REQUIREMENT
Which lines of the data below contain "email"? Please show them all.

RECORDS FOR THE TASK
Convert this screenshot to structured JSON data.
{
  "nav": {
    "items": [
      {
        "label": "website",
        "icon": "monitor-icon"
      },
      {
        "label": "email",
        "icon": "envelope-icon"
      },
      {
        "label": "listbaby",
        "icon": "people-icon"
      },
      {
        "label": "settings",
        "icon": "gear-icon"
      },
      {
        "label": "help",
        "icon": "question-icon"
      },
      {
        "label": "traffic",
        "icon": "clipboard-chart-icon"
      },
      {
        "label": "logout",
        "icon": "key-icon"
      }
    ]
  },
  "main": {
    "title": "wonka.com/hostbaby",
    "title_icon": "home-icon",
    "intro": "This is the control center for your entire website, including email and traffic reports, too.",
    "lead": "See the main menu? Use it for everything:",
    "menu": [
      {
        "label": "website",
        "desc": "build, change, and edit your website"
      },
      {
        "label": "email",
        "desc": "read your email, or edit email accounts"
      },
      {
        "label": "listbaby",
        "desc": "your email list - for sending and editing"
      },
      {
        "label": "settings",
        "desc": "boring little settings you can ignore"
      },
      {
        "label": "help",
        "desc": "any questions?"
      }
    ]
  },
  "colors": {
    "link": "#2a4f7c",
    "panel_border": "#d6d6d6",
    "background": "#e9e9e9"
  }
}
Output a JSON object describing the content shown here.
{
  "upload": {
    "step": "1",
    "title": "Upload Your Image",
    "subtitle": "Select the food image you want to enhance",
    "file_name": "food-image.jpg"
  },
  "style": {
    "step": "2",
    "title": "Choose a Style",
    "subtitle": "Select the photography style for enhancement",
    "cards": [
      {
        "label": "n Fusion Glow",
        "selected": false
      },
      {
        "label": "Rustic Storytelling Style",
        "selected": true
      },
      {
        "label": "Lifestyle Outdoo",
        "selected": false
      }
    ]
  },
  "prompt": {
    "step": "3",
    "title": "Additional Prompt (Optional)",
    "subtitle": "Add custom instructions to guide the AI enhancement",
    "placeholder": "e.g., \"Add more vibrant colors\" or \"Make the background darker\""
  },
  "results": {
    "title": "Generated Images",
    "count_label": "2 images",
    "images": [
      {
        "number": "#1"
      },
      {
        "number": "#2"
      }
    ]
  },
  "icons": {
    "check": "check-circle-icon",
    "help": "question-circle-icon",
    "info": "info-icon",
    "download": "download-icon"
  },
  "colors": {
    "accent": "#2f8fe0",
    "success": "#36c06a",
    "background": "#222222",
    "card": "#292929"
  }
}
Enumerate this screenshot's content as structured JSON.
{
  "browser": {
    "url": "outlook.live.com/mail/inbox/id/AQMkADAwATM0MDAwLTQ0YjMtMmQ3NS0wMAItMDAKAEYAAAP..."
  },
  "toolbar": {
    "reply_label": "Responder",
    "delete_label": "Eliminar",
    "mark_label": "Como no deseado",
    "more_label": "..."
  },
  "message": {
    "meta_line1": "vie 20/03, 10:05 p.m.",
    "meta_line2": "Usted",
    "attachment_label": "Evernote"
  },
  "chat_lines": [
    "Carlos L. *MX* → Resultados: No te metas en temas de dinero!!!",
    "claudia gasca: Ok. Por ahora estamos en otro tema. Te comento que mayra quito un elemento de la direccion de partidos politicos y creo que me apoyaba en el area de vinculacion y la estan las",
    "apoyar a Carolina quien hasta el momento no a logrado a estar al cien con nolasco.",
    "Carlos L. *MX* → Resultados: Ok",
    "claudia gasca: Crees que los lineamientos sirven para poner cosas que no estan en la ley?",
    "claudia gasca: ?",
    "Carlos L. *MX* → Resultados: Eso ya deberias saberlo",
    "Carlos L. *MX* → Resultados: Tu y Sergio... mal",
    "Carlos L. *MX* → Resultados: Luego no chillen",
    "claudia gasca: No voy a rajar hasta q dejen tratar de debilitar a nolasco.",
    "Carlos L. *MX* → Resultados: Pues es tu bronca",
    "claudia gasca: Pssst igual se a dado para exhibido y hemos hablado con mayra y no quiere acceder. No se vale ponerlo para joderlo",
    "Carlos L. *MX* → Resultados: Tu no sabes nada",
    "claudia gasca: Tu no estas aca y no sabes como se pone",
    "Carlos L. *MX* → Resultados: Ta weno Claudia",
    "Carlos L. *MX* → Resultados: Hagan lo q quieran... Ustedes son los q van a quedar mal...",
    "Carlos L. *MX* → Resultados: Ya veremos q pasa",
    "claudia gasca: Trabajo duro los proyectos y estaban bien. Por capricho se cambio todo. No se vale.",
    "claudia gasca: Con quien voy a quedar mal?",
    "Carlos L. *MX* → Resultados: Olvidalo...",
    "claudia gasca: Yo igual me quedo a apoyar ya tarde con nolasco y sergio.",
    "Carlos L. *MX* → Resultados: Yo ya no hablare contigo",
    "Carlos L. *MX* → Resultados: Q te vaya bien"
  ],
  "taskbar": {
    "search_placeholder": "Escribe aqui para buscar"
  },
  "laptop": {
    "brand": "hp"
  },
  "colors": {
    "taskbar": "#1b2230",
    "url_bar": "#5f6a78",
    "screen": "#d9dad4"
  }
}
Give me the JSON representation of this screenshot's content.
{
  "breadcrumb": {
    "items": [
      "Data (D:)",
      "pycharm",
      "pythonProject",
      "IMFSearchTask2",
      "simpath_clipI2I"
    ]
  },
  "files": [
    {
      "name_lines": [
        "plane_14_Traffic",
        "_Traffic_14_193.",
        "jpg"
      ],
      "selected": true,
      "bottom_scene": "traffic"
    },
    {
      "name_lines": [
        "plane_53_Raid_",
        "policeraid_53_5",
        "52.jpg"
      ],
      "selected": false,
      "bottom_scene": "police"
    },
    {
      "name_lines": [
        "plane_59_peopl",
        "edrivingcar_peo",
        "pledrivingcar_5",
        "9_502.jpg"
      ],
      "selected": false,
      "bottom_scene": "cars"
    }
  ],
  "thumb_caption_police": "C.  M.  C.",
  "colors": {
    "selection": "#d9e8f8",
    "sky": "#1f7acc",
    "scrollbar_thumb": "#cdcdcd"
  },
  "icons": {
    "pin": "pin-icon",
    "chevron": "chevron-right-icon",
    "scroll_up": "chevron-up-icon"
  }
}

SOLUTION FOR THIS EXERCISE
        "label": "email",
    "intro": "This is the control center for your entire website, including email and traffic reports, too.",
        "label": "email",
        "desc": "read your email, or edit email accounts"
        "desc": "your email list - for sending and editing"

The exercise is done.